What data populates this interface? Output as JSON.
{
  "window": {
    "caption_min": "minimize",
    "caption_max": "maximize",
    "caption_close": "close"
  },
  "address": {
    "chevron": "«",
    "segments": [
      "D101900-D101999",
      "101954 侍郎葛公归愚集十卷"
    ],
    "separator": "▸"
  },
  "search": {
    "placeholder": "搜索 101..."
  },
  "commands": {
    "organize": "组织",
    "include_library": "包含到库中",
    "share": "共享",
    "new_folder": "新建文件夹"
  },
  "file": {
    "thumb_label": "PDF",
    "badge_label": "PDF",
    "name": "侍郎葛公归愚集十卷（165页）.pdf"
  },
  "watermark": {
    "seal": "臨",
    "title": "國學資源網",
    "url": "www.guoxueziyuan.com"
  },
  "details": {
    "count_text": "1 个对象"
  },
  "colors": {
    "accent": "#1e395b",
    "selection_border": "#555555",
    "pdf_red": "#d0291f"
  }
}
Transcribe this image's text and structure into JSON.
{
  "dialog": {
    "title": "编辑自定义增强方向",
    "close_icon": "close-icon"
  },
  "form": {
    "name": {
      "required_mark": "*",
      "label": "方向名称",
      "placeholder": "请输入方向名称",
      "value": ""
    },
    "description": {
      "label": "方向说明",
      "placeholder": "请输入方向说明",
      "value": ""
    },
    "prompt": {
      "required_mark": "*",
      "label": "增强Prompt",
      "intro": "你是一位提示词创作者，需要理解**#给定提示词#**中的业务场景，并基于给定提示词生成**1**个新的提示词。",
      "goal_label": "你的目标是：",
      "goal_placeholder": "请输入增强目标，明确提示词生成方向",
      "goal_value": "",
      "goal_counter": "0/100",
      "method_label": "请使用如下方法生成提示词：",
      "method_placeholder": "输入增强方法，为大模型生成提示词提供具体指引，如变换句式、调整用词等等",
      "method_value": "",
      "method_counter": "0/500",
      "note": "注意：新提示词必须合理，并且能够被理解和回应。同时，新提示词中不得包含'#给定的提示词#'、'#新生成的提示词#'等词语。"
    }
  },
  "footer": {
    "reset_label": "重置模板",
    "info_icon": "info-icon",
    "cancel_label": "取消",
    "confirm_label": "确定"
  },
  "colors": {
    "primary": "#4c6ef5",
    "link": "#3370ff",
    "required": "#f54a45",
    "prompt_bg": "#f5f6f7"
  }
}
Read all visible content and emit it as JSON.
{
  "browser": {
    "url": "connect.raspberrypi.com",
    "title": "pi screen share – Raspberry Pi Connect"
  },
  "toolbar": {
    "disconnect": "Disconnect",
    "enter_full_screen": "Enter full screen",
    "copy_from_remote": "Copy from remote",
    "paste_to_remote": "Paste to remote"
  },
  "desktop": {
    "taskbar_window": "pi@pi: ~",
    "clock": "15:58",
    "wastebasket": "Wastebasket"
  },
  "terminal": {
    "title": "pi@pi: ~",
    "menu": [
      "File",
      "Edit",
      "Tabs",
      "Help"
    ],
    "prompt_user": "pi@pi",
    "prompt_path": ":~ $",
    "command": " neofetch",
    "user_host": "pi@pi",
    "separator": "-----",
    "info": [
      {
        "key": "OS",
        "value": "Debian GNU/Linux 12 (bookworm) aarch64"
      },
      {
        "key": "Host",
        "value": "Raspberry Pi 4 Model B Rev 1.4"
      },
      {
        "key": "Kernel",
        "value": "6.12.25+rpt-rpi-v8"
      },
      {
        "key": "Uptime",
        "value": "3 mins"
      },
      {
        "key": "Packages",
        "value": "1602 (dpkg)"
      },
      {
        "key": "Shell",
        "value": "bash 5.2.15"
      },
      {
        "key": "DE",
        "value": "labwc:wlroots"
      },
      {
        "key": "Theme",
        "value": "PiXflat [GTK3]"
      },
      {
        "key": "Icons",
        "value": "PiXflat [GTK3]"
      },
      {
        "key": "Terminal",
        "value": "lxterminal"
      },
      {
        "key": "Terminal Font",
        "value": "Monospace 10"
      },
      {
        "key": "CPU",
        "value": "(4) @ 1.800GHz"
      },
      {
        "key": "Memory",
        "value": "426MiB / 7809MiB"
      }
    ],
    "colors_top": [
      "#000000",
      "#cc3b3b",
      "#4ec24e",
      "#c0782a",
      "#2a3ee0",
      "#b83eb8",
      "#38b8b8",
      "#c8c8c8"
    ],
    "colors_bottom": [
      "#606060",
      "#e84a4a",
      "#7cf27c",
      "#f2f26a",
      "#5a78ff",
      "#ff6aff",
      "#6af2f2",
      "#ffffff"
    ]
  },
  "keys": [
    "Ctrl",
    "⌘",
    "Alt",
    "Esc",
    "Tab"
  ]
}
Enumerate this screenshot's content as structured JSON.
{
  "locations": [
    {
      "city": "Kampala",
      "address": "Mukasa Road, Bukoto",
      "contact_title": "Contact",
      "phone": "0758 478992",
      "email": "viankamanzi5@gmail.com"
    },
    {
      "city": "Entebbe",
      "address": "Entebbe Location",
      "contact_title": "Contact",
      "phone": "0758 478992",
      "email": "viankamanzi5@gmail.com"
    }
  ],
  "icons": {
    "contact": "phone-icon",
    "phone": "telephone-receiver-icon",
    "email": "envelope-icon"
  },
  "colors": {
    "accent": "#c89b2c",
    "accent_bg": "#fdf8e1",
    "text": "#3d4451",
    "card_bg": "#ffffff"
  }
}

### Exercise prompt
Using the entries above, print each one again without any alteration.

### Response area
What data populates this interface? Output as JSON.
{
  "window": {
    "caption_min": "minimize",
    "caption_max": "maximize",
    "caption_close": "close"
  },
  "address": {
    "chevron": "«",
    "segments": [
      "D101900-D101999",
      "101954 侍郎葛公归愚集十卷"
    ],
    "separator": "▸"
  },
  "search": {
    "placeholder": "搜索 101..."
  },
  "commands": {
    "organize": "组织",
    "include_library": "包含到库中",
    "share": "共享",
    "new_folder": "新建文件夹"
  },
  "file": {
    "thumb_label": "PDF",
    "badge_label": "PDF",
    "name": "侍郎葛公归愚集十卷（165页）.pdf"
  },
  "watermark": {
    "seal": "臨",
    "title": "國學資源網",
    "url": "www.guoxueziyuan.com"
  },
  "details": {
    "count_text": "1 个对象"
  },
  "colors": {
    "accent": "#1e395b",
    "selection_border": "#555555",
    "pdf_red": "#d0291f"
  }
}
Transcribe this image's text and structure into JSON.
{
  "dialog": {
    "title": "编辑自定义增强方向",
    "close_icon": "close-icon"
  },
  "form": {
    "name": {
      "required_mark": "*",
      "label": "方向名称",
      "placeholder": "请输入方向名称",
      "value": ""
    },
    "description": {
      "label": "方向说明",
      "placeholder": "请输入方向说明",
      "value": ""
    },
    "prompt": {
      "required_mark": "*",
      "label": "增强Prompt",
      "intro": "你是一位提示词创作者，需要理解**#给定提示词#**中的业务场景，并基于给定提示词生成**1**个新的提示词。",
      "goal_label": "你的目标是：",
      "goal_placeholder": "请输入增强目标，明确提示词生成方向",
      "goal_value": "",
      "goal_counter": "0/100",
      "method_label": "请使用如下方法生成提示词：",
      "method_placeholder": "输入增强方法，为大模型生成提示词提供具体指引，如变换句式、调整用词等等",
      "method_value": "",
      "method_counter": "0/500",
      "note": "注意：新提示词必须合理，并且能够被理解和回应。同时，新提示词中不得包含'#给定的提示词#'、'#新生成的提示词#'等词语。"
    }
  },
  "footer": {
    "reset_label": "重置模板",
    "info_icon": "info-icon",
    "cancel_label": "取消",
    "confirm_label": "确定"
  },
  "colors": {
    "primary": "#4c6ef5",
    "link": "#3370ff",
    "required": "#f54a45",
    "prompt_bg": "#f5f6f7"
  }
}
Read all visible content and emit it as JSON.
{
  "browser": {
    "url": "connect.raspberrypi.com",
    "title": "pi screen share – Raspberry Pi Connect"
  },
  "toolbar": {
    "disconnect": "Disconnect",
    "enter_full_screen": "Enter full screen",
    "copy_from_remote": "Copy from remote",
    "paste_to_remote": "Paste to remote"
  },
  "desktop": {
    "taskbar_window": "pi@pi: ~",
    "clock": "15:58",
    "wastebasket": "Wastebasket"
  },
  "terminal": {
    "title": "pi@pi: ~",
    "menu": [
      "File",
      "Edit",
      "Tabs",
      "Help"
    ],
    "prompt_user": "pi@pi",
    "prompt_path": ":~ $",
    "command": " neofetch",
    "user_host": "pi@pi",
    "separator": "-----",
    "info": [
      {
        "key": "OS",
        "value": "Debian GNU/Linux 12 (bookworm) aarch64"
      },
      {
        "key": "Host",
        "value": "Raspberry Pi 4 Model B Rev 1.4"
      },
      {
        "key": "Kernel",
        "value": "6.12.25+rpt-rpi-v8"
      },
      {
        "key": "Uptime",
        "value": "3 mins"
      },
      {
        "key": "Packages",
        "value": "1602 (dpkg)"
      },
      {
        "key": "Shell",
        "value": "bash 5.2.15"
      },
      {
        "key": "DE",
        "value": "labwc:wlroots"
      },
      {
        "key": "Theme",
        "value": "PiXflat [GTK3]"
      },
      {
        "key": "Icons",
        "value": "PiXflat [GTK3]"
      },
      {
        "key": "Terminal",
        "value": "lxterminal"
      },
      {
        "key": "Terminal Font",
        "value": "Monospace 10"
      },
      {
        "key": "CPU",
        "value": "(4) @ 1.800GHz"
      },
      {
        "key": "Memory",
        "value": "426MiB / 7809MiB"
      }
    ],
    "colors_top": [
      "#000000",
      "#cc3b3b",
      "#4ec24e",
      "#c0782a",
      "#2a3ee0",
      "#b83eb8",
      "#38b8b8",
      "#c8c8c8"
    ],
    "colors_bottom": [
      "#606060",
      "#e84a4a",
      "#7cf27c",
      "#f2f26a",
      "#5a78ff",
      "#ff6aff",
      "#6af2f2",
      "#ffffff"
    ]
  },
  "keys": [
    "Ctrl",
    "⌘",
    "Alt",
    "Esc",
    "Tab"
  ]
}
Enumerate this screenshot's content as structured JSON.
{
  "locations": [
    {
      "city": "Kampala",
      "address": "Mukasa Road, Bukoto",
      "contact_title": "Contact",
      "phone": "0758 478992",
      "email": "viankamanzi5@gmail.com"
    },
    {
      "city": "Entebbe",
      "address": "Entebbe Location",
      "contact_title": "Contact",
      "phone": "0758 478992",
      "email": "viankamanzi5@gmail.com"
    }
  ],
  "icons": {
    "contact": "phone-icon",
    "phone": "telephone-receiver-icon",
    "email": "envelope-icon"
  },
  "colors": {
    "accent": "#c89b2c",
    "accent_bg": "#fdf8e1",
    "text": "#3d4451",
    "card_bg": "#ffffff"
  }
}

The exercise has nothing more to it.